Exercise objective: Whenever a line below includes the word "Federal", copy that line.

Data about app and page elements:
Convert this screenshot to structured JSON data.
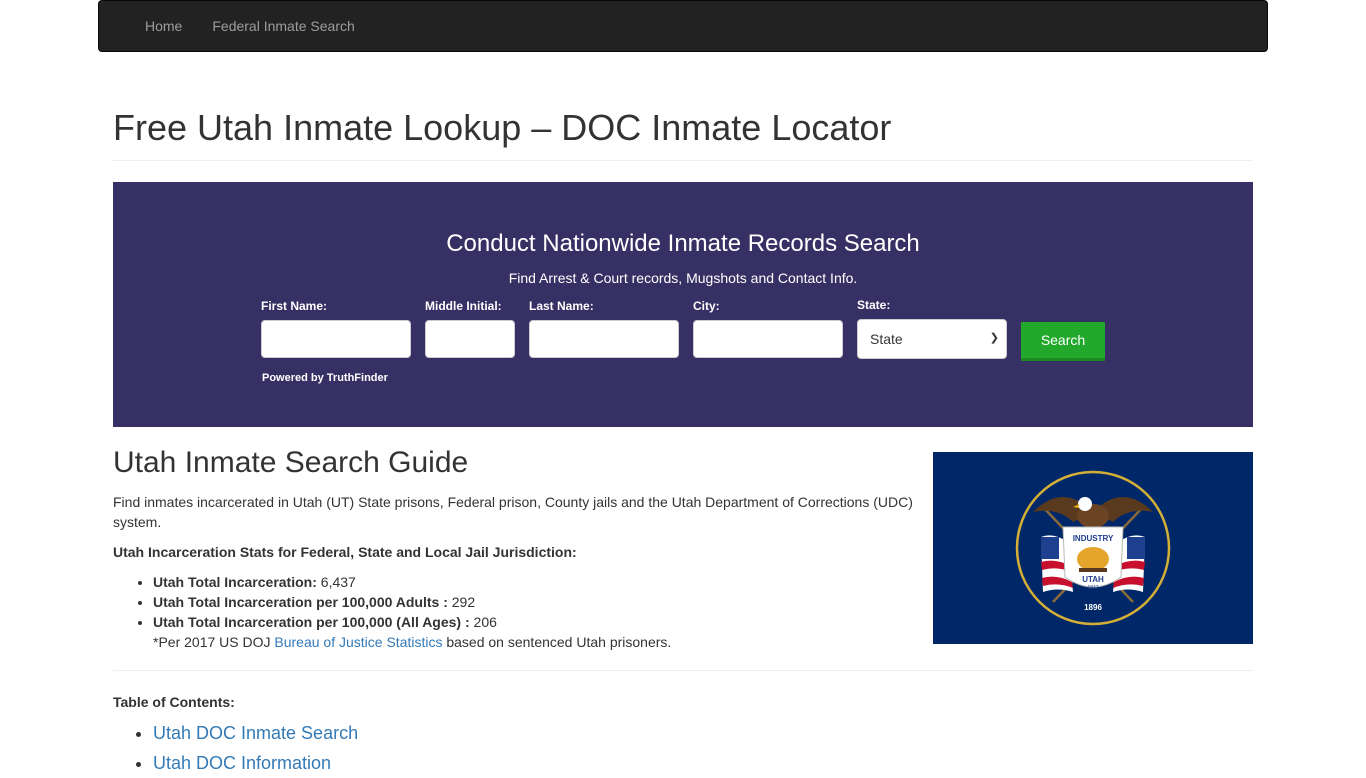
{
  "nav": {
    "items": [
      {
        "label": "Home"
      },
      {
        "label": "Federal Inmate Search"
      }
    ]
  },
  "page": {
    "title": "Free Utah Inmate Lookup – DOC Inmate Locator"
  },
  "search_widget": {
    "title": "Conduct Nationwide Inmate Records Search",
    "subtitle": "Find Arrest & Court records, Mugshots and Contact Info.",
    "fields": {
      "first_name": {
        "label": "First Name:",
        "value": ""
      },
      "middle_initial": {
        "label": "Middle Initial:",
        "value": ""
      },
      "last_name": {
        "label": "Last Name:",
        "value": ""
      },
      "city": {
        "label": "City:",
        "value": ""
      },
      "state": {
        "label": "State:",
        "selected": "State"
      }
    },
    "search_button": "Search",
    "powered_by": "Powered by TruthFinder",
    "colors": {
      "background": "#373064",
      "button": "#22a92b"
    }
  },
  "guide": {
    "heading": "Utah Inmate Search Guide",
    "intro": "Find inmates incarcerated in Utah (UT) State prisons, Federal prison, County jails and the Utah Department of Corrections (UDC) system.",
    "stats_heading": "Utah Incarceration Stats for Federal, State and Local Jail Jurisdiction:",
    "stats": [
      {
        "label": "Utah Total Incarceration:",
        "value": "6,437"
      },
      {
        "label": "Utah Total Incarceration per 100,000 Adults :",
        "value": "292"
      },
      {
        "label": "Utah Total Incarceration per 100,000 (All Ages) :",
        "value": "206"
      }
    ],
    "note_prefix": "*Per 2017 US DOJ ",
    "note_link": "Bureau of Justice Statistics",
    "note_suffix": " based on sentenced Utah prisoners."
  },
  "flag": {
    "alt": "Utah state flag",
    "banner_text": "INDUSTRY",
    "shield_text": "UTAH",
    "shield_year": "1847",
    "year": "1896",
    "colors": {
      "field": "#002868",
      "ring": "#d4af37"
    }
  },
  "toc": {
    "heading": "Table of Contents:",
    "items": [
      {
        "label": "Utah DOC Inmate Search"
      },
      {
        "label": "Utah DOC Information"
      }
    ]
  }
}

Answer box:
        "label": "Federal Inmate Search"
    "intro": "Find inmates incarcerated in Utah (UT) State prisons, Federal prison, County jails and the Utah Department of Corrections (UDC) system.",
    "stats_heading": "Utah Incarceration Stats for Federal, State and Local Jail Jurisdiction:",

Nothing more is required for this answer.